Diversity and inclusion have become key concepts in efforts to prevent workplace harassment and discrimination, and improve recruiting and retention, innovation, and business results.
However, building a more diverse and inclusive workplace remains a challenge. Glassdoor’s 2019 Diversity and Inclusion Study found that 61% of 1,100 US employees surveyed said they have witnessed or experienced discrimination based on age, race, gender or LGBTQ identity in the workplace.
On the positive side, Glassdoor’s research reports that US job listings related to diversity and inclusion are up 30% since last year, which may be an indicator of more organizations investing in D&I initiatives including diversity training.
Critical D&I issues and best practices will be explored at SHRM’s 2019 Inclusion: Shifting Workplace Culture Conference, October 28-30, 2019, at the New Orleans Marriott. Traliant is exhibiting at #ShiftWorkCulture in Booth 219. To meet with a Traliant representative, please contact us at Info@Traliant.com.

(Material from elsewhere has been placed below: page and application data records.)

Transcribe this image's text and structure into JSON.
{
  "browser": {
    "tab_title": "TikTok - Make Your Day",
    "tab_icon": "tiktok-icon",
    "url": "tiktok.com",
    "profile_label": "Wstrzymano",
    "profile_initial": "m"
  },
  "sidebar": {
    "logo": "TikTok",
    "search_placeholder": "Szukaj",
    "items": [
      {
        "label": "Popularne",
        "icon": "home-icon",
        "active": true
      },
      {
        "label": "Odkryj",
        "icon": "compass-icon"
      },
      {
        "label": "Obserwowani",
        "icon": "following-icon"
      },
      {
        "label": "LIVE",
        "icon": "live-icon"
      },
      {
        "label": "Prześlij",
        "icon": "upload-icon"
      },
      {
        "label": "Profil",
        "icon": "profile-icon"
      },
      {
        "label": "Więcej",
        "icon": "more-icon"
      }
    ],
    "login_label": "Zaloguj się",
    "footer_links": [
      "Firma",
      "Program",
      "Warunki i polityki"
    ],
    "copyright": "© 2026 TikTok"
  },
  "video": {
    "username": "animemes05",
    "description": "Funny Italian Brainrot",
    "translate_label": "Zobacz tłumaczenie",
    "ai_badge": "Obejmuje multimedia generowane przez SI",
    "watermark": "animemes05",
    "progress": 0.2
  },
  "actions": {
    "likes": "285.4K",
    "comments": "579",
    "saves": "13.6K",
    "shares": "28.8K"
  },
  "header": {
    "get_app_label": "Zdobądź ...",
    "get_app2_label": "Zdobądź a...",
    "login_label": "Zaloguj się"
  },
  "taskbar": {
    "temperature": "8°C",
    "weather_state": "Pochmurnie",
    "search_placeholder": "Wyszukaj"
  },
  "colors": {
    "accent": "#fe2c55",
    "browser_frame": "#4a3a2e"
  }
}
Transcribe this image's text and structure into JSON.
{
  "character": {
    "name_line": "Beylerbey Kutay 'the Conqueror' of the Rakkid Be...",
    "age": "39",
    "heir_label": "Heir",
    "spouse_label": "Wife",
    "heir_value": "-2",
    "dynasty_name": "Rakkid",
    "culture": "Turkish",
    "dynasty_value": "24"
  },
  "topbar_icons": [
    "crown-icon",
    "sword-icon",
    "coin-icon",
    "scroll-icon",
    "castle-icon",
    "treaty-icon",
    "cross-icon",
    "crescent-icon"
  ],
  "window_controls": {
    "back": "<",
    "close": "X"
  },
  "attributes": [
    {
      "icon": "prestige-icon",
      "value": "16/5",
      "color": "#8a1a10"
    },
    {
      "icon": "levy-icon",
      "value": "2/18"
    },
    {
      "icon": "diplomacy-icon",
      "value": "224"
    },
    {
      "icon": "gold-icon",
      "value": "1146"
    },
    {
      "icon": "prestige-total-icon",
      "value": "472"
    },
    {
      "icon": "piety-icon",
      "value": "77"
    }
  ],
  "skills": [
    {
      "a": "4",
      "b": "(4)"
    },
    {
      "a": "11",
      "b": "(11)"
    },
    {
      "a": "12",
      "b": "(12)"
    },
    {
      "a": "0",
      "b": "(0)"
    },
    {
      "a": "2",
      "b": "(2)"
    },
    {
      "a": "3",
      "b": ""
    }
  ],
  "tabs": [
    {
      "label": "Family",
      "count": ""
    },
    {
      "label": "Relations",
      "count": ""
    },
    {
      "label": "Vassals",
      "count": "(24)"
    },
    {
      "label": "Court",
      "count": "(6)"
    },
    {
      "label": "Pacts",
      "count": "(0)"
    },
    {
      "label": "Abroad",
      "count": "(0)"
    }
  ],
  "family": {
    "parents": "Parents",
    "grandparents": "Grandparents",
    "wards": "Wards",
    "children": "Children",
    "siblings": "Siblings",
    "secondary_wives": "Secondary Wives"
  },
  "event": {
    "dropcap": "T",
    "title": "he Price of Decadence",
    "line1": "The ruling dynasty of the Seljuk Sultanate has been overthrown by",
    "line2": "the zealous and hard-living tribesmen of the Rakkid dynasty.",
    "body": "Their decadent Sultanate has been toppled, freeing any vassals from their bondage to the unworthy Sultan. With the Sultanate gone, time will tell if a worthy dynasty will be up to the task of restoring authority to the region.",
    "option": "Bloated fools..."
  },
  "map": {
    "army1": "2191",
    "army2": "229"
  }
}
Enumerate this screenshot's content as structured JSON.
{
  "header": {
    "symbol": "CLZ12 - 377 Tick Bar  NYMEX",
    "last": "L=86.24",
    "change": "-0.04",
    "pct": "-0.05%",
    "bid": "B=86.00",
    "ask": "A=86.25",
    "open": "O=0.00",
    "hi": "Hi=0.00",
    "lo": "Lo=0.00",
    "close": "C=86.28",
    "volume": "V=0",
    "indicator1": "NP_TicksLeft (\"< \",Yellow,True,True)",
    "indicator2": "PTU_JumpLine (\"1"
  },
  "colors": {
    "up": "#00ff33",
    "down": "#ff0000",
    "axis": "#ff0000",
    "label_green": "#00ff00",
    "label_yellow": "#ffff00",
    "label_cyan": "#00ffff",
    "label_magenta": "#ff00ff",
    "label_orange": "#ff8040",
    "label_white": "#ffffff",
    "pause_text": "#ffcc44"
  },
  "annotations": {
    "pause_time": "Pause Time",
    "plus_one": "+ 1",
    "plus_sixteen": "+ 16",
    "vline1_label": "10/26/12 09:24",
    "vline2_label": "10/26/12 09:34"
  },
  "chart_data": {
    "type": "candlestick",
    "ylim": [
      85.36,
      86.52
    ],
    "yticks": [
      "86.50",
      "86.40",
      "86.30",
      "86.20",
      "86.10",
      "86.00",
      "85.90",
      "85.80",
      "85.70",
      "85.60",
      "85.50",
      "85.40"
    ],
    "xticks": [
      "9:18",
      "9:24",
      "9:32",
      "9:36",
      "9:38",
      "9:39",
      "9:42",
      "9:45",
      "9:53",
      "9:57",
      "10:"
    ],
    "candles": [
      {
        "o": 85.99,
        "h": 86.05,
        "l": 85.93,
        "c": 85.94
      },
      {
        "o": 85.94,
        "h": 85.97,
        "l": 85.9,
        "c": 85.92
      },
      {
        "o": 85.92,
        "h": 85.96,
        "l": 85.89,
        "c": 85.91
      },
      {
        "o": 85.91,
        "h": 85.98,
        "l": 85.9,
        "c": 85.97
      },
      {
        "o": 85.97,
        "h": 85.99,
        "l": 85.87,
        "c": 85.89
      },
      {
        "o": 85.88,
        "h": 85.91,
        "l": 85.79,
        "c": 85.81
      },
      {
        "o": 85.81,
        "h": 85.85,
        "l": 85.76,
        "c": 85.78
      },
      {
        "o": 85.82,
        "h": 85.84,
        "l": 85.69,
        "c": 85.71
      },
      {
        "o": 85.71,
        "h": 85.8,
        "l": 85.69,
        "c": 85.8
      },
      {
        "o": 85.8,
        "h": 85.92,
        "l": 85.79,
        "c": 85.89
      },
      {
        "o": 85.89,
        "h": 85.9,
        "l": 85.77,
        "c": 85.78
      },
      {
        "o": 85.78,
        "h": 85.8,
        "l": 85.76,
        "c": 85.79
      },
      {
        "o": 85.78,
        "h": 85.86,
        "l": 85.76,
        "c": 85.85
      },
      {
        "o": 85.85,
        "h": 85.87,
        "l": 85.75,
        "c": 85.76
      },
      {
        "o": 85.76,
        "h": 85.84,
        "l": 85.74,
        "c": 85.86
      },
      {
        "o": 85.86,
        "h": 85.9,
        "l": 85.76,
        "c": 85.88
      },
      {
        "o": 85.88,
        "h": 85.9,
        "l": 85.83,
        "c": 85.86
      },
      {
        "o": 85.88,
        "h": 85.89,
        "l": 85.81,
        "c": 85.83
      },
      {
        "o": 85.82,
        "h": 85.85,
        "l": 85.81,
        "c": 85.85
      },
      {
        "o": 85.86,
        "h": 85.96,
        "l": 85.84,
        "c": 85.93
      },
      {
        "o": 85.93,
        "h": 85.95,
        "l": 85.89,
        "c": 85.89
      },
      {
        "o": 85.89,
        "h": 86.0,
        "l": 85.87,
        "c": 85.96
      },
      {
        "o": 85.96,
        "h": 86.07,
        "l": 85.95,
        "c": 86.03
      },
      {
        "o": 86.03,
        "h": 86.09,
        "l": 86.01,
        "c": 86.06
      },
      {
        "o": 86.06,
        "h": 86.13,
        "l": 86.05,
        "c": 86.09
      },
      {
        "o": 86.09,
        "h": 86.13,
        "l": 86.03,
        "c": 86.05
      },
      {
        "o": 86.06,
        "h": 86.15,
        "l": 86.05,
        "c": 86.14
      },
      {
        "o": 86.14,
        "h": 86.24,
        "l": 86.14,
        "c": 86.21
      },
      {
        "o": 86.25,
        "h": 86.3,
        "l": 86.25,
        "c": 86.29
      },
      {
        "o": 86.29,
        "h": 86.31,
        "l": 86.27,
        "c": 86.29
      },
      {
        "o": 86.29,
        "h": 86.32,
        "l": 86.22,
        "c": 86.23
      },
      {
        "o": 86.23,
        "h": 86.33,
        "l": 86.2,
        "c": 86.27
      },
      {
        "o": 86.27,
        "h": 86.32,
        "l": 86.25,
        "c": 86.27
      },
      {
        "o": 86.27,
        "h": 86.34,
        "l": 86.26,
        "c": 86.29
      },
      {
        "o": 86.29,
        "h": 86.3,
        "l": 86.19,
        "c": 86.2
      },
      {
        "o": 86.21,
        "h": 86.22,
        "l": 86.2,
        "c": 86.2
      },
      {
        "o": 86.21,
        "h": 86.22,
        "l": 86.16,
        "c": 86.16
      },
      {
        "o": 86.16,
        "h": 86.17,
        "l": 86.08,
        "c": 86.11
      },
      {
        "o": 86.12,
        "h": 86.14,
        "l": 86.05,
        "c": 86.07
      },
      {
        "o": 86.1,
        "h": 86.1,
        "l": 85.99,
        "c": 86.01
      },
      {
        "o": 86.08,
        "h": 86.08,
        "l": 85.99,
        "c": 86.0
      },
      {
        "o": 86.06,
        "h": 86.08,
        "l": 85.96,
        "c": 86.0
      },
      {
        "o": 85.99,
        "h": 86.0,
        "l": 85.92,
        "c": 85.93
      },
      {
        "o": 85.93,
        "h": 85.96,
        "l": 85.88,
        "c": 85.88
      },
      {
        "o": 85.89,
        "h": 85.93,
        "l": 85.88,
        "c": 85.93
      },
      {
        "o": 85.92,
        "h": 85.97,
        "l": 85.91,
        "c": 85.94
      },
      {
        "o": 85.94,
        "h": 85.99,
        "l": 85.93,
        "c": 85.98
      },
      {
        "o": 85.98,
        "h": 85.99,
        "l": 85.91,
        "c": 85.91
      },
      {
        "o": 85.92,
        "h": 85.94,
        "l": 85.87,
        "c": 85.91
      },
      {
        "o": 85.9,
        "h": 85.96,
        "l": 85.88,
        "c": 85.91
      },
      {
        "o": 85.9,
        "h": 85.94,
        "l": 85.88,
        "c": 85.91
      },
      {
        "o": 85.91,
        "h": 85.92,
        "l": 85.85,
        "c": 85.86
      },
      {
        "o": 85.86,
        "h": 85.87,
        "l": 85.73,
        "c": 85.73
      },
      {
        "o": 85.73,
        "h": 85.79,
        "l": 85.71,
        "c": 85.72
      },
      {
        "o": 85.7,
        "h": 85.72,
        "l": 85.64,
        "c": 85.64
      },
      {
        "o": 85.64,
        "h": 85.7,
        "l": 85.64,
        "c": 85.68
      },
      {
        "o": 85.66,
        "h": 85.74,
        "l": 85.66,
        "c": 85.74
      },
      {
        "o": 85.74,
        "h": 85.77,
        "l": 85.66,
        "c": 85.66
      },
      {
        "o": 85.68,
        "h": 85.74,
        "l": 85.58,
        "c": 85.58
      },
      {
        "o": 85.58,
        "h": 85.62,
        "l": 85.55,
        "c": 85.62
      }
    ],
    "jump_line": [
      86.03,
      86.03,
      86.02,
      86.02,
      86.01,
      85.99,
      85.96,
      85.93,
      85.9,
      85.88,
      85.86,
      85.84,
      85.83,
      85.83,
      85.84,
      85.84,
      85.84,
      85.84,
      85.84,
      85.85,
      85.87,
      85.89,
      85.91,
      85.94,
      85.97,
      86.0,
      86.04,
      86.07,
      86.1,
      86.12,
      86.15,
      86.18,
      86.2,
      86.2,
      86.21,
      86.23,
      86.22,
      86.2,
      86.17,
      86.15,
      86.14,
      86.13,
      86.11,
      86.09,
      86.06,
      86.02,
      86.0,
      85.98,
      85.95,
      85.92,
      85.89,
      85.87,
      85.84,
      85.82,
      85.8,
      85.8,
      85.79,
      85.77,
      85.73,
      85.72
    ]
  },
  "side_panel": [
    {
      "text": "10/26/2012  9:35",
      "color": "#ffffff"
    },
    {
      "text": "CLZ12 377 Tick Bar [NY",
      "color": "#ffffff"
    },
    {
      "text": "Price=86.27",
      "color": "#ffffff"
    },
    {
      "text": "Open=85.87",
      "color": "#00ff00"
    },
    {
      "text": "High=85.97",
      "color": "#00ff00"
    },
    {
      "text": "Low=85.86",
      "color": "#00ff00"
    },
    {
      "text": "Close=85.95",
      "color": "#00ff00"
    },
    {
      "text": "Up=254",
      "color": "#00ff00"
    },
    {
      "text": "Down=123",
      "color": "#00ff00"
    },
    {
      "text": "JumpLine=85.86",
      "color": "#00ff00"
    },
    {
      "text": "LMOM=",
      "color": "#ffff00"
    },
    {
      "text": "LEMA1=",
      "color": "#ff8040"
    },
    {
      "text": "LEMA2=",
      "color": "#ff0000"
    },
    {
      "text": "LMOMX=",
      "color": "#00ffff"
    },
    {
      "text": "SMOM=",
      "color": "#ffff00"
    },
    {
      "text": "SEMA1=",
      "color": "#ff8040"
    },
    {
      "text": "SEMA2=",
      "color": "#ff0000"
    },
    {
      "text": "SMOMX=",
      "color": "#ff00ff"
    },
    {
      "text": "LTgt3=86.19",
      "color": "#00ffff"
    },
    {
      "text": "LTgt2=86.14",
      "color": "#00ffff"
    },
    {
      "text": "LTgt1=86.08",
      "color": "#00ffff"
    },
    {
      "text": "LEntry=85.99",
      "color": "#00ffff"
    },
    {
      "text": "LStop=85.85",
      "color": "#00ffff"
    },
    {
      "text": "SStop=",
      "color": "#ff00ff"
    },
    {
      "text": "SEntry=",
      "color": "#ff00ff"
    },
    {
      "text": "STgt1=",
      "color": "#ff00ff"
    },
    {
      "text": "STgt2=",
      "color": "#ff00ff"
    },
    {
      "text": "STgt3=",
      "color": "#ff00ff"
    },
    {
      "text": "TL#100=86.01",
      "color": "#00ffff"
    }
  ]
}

Here are six tips that can help your organization take concrete steps toward building a culture of diversity and inclusion:
- Know the difference between diversity and inclusion
While diversity and inclusion are closely related, they are not interchangeable. Generally, diversity is the mixture of different beliefs, experiences, backgrounds and characteristics, while inclusion, as SHRM defines it, is “the achievement of a work environment in which all individuals are treated fairly and respectfully, have equal access to opportunities and resources, and can contribute fully to the organization’s success.” Another way to put it: diversity is being invited to the party, while inclusion is being asked to dance — or asked to join the party planning committee or better yet, the management team.
- Train everyone on D&I
Regular training, education and communication can help raise awareness of what inclusion is, why it’s important and how D&I applies in everyday business decisions and interactions. All employees should participate in training — executives, frontline managers and others at every function and level in the organization.
- Recognize and manage unconscious bias
Everyone has unconscious biases — hidden attitudes based on social stereotypes. The key is helping managers recognize and be mindful of their personal biases so they don’t influence decisions, such as who to hire, promote, work with, assign a special project or other actions that could lead to discriminatory behavior.
- Review policies, procedures & practices
It’s a good idea to regularly review policies, procedures and practices related to hiring and onboarding, code of conduct and preventing discrimination and harassment to ensure they appropriately address issues such as diversity, inclusion, equality and unconscious bias.
- Encourage everyone to share their ideas
Are some employees being talked over in meetings? Are their suggestions going unacknowledged? Inclusive-minded organizations connect the dots between saying that everyone’s views matter and ensuring people from different functions, locations and levels are empowered to share their ideas and perspectives. This is especially important for employees who work remotely.
- Address cliques and silos
Workplace cliques and silos create barriers that can undermine teamwork, morale and creativity, and make it difficult to retain people from diverse groups. Managers need to be aware of cliques and know how to address manipulative behavior such as gossiping, spreading rumors, bullying and freezing others out. Checking in regularly with new employees — especially those from underrepresented groups — and establishing mentoring programs can help identify and address the harmful effects of workplace cliques.
While there’s no one-size-fits-all approach to building a more diverse and inclusive workplace, D&I initiatives should be embraced throughout the organization, not just by HR. With the tangible support of senior management, D&I efforts can result in a more positive and productive workplace in which all employees are treated fairly and feel their voices, ideas and participation matter.